listened, and again I heard a snort, this time it sounded as though it were
right in front of me, but I still couldn't see a damn thing. One more time I heard the sound, but it was different
and very close, this time it was the
shuffling of brush or ground fodder, a noise someone would make when
running through the jungle. I was now certain that the enemy was advancing on our position, I couldn't hold out any longer, I
keyed the radio "two Pings for alert"
and waited for the conformation Key
"one Ping one Ping only" then I woke
up Jim Stead.
pissed, he had only been asleep for a half hour or so and he awoke to find
that his legs were crawling with leaches. This distracted Jim's concentration for a few moments while he pulled off those
"damn slimy worms from hell". You just can't pull a leach off of you, if the head stays in the wound you'll get an infection, and infections in the jungle can lead to
some very serious medical problems. A lighted match head will force a leach to pull out, but we couldn't light matches while posting at night, so we used salt from our C Rations, which worked real
good on those buggers.
So Stead is still pulling off leaches and I'm trying to find a target, a few moments had gone by, when
all of a sudden we heard one
hell of a scream, I had never heard a sound like this before. First there
was a high pitched scream and than a loud squeal, the squeal was kind of like the sound a pig would make
when it was in serious pain, but this would have to be a very large pig, it
was a loud, deep pitched squeal.
after the squeal, and again along with another loud squeal, there was a another sound, a loud guttural, growling
sound. This whole thing lasted for only a minute or two and then there was
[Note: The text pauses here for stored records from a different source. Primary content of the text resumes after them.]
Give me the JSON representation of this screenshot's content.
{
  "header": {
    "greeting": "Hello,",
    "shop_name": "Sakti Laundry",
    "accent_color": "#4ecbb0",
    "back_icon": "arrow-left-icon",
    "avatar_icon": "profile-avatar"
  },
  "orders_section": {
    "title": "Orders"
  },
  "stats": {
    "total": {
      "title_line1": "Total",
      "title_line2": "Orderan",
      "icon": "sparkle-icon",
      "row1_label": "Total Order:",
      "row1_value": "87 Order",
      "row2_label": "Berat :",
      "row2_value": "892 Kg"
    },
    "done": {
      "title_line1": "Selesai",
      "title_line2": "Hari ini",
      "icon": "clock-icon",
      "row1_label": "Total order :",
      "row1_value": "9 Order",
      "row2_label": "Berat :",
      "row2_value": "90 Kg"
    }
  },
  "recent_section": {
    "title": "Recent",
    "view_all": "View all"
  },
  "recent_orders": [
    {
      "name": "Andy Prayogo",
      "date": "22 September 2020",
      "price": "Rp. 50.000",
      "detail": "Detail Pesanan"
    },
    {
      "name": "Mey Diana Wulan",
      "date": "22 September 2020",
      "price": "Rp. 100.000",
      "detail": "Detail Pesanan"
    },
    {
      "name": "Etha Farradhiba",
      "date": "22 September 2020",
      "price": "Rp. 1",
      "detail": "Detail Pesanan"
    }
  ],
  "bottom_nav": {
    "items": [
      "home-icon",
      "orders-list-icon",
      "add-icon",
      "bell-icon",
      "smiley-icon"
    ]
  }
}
silence. By now the entire 3rd platoon was awake and on alert, trying to figure out
what the hell we had just heard.
until daybreak that we figured out most of what had happened. While many of
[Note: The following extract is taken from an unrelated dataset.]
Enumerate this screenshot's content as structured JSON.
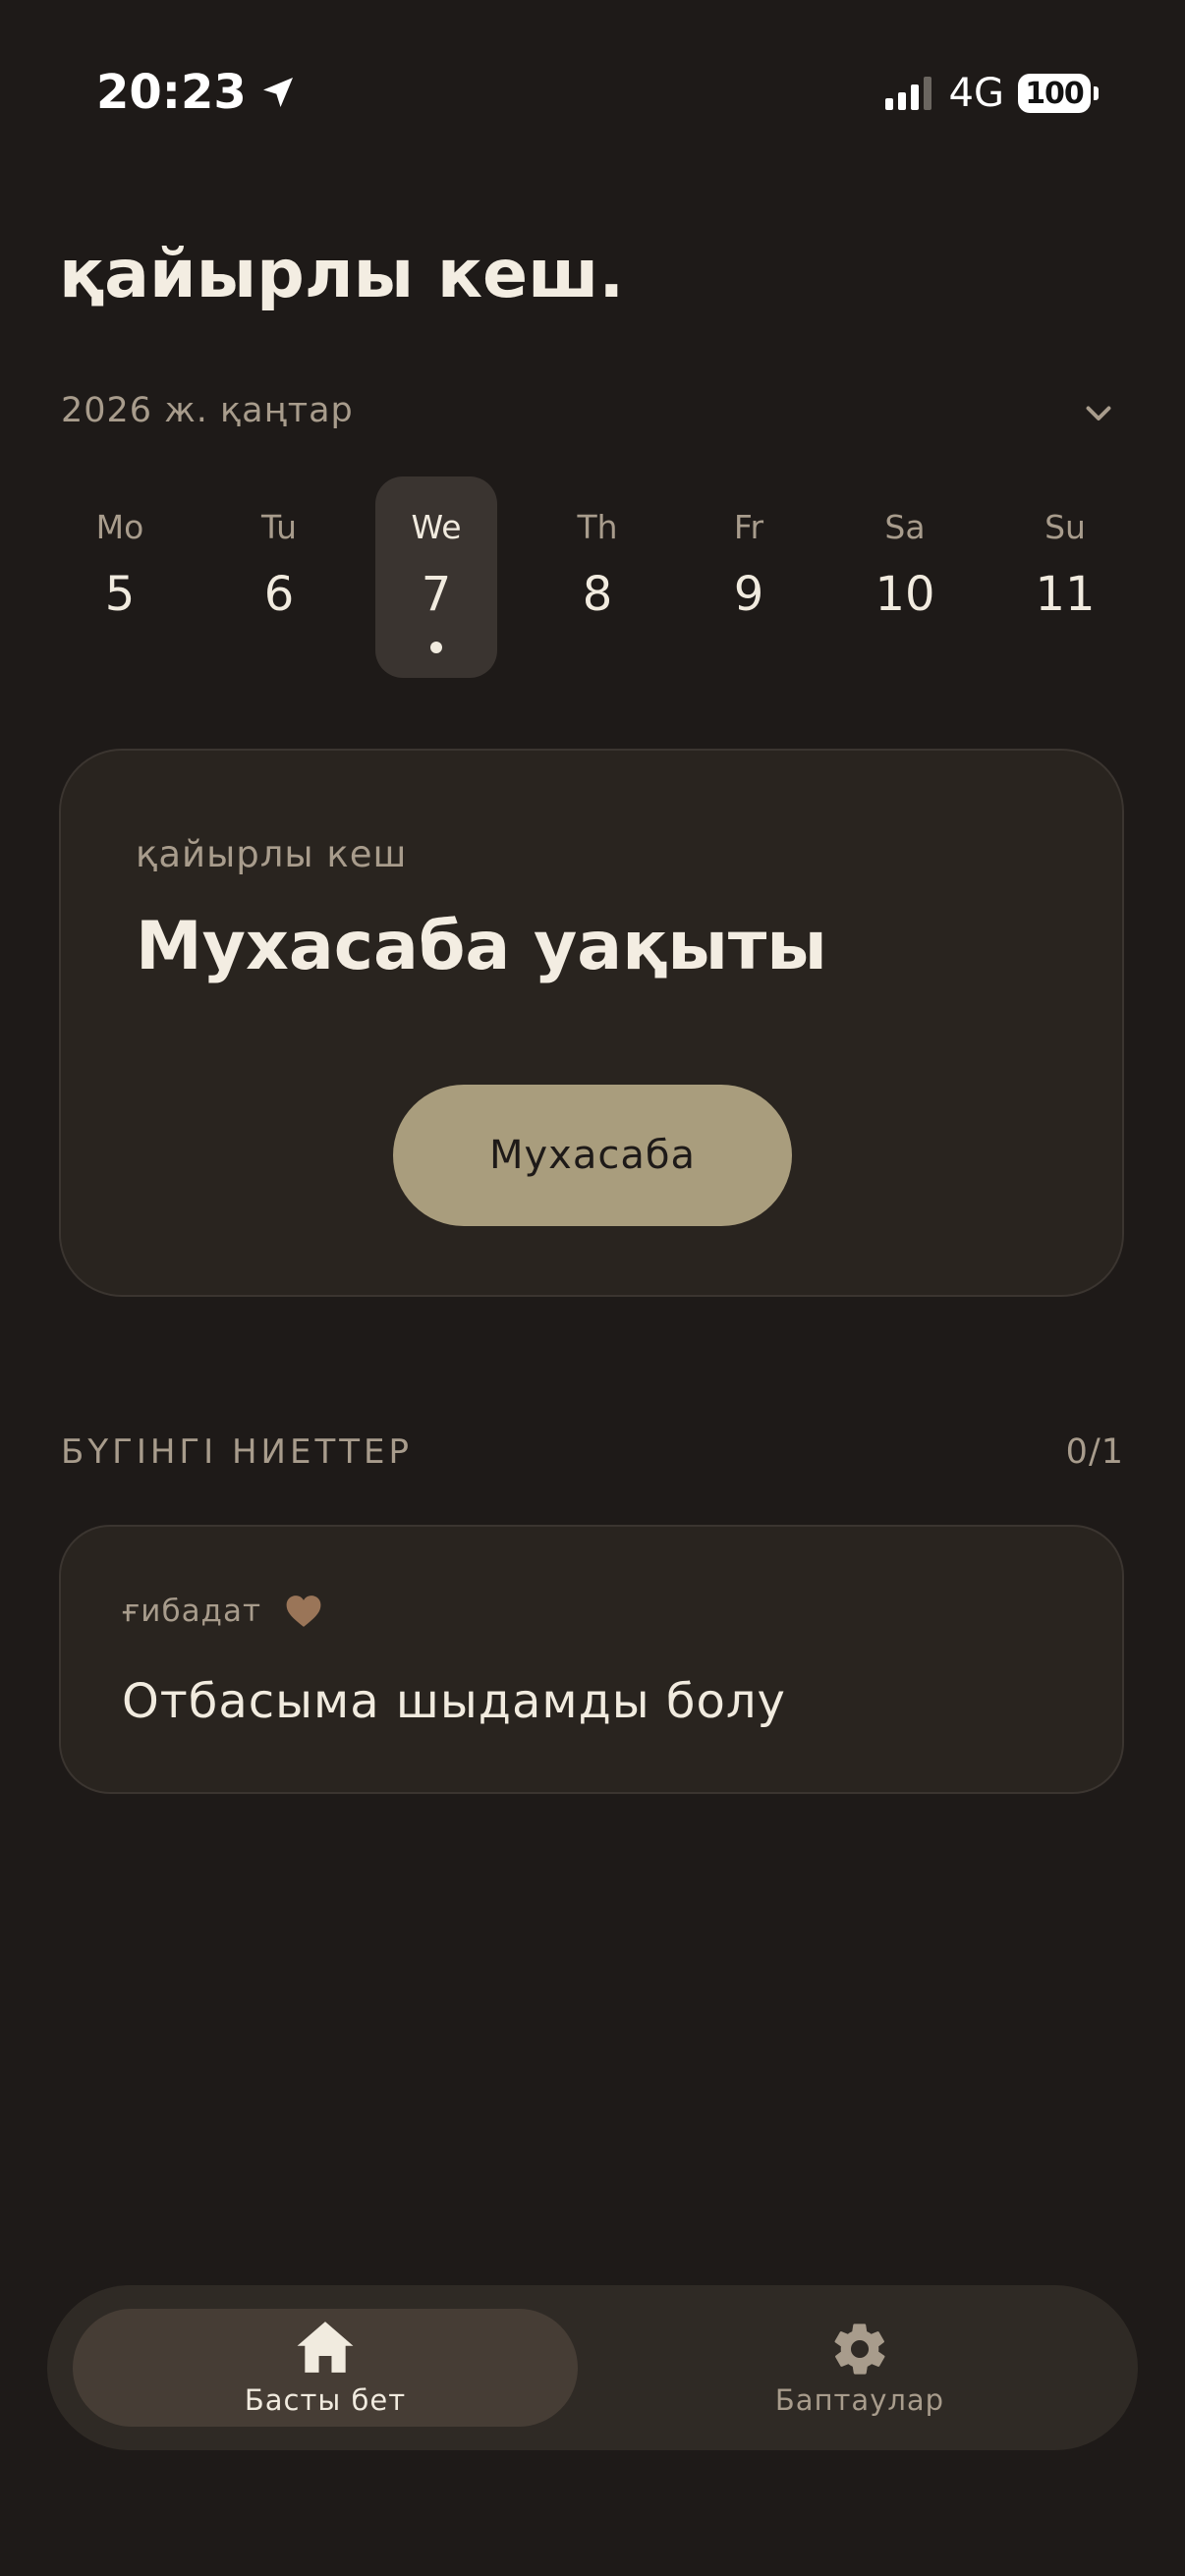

the other guys were relieving themselves of leaches (the leaches had
gotten almost everyone sleeping during the early morning hours), a few of
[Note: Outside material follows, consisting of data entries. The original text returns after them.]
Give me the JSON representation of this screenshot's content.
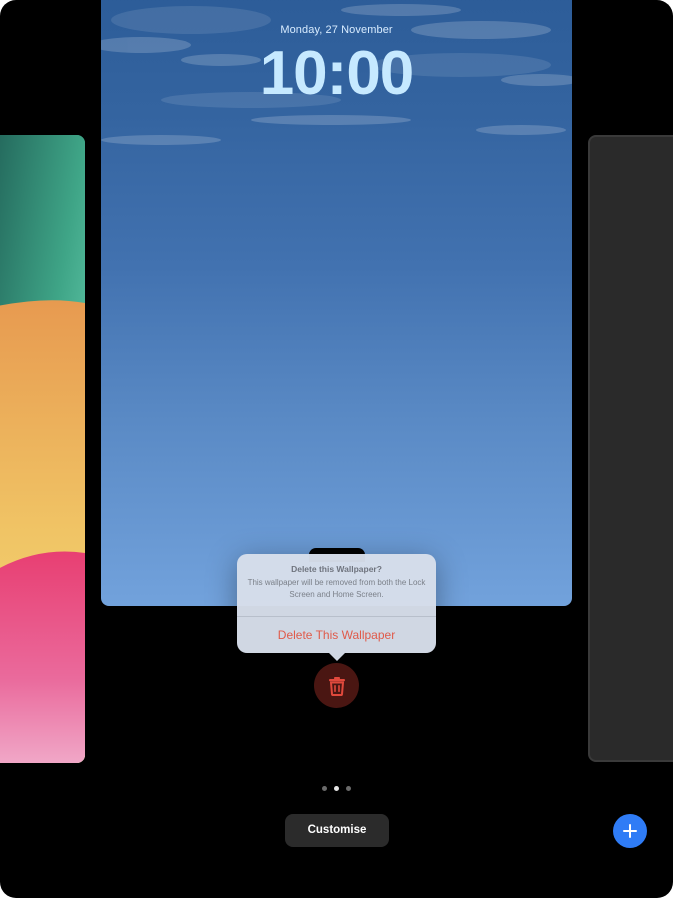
{
  "lock_screen": {
    "date": "Monday, 27 November",
    "time": "10:00"
  },
  "delete_popover": {
    "title": "Delete this Wallpaper?",
    "message": "This wallpaper will be removed from both the Lock Screen and Home Screen.",
    "action_label": "Delete This Wallpaper",
    "action_color": "#e05a4a"
  },
  "trash_button": {
    "icon": "trash-icon",
    "color": "#e0493c"
  },
  "page_indicator": {
    "count": 3,
    "current": 2
  },
  "bottom_bar": {
    "customise_label": "Customise",
    "add_icon": "plus-icon",
    "accent": "#2f7cf6"
  }
}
us decided to see if we could find out what all the ruckus had been. We
ventured out and forward of our position, following the trail further up
the hill, but we found nothing.
So our Platoon Sgt decided
to go back to my position and fan out and search the jungle, which proved
to be a good plan. Approximately 30 meters from my old position we came
across a small, open platform, with a thatched roof.
It appeared that this platform
erected by the VC for rice storage in preparation for an offensive. Approximately 5 feet off the ground
there was a bamboo shelf that contained several 30 lb burlap bags of rice. Under
this store there was a lot of blood, A Lot of BLOOD, a partial front leg
that was mostly hoof, and fur everywhere. We
surmised that a wild Boar had been killed by something, something big, powerful,
and very hungry!
After an entire morning of searching the jungle,
we had located several of these rice stores, so HQ decided to confiscate
the rice and give it back to the villages in the valley. Late that
afternoon we were heli-lifted out and no one ever confirmed what actually
happened under that rice store, in the early morning darkness.
is certain, I definitely heard a wild pig squeal, it is clear that the pig
was feeding on the rice that had fallen to the ground (there was loose
rice on the ground under every store we located, which made a natural
feeding ground), and I also heard
something else, and it was clearly a large predator killing that pig.
Colonel John Ripley's Tiger Tale I have come
to the conclusion that it most likely had been a Bengal Tiger "the Beast
of the night" that killed that wild pig only a few feet from my position.
****In the dark
we smell like prey, and where there are many of us, we send a very strong
scent to these night hunters. It was probably attracted to our area by our scent and fortunately for us, it found the poor pig eating rice.
It is sad that the Bengal tiger is almost
extinct, I am sure that there weren't many in Vietnam in the 60's or more
of us Vets would have succumbed to this
expert night hunter.
If any of you have Tiger
stories that you would
like to share with us, email me and I'll post
them here. I would also like to hear more from the Tiger
Bite 67 Patrol members.
title of the background music is "Dazed
and Confused" how appropriate !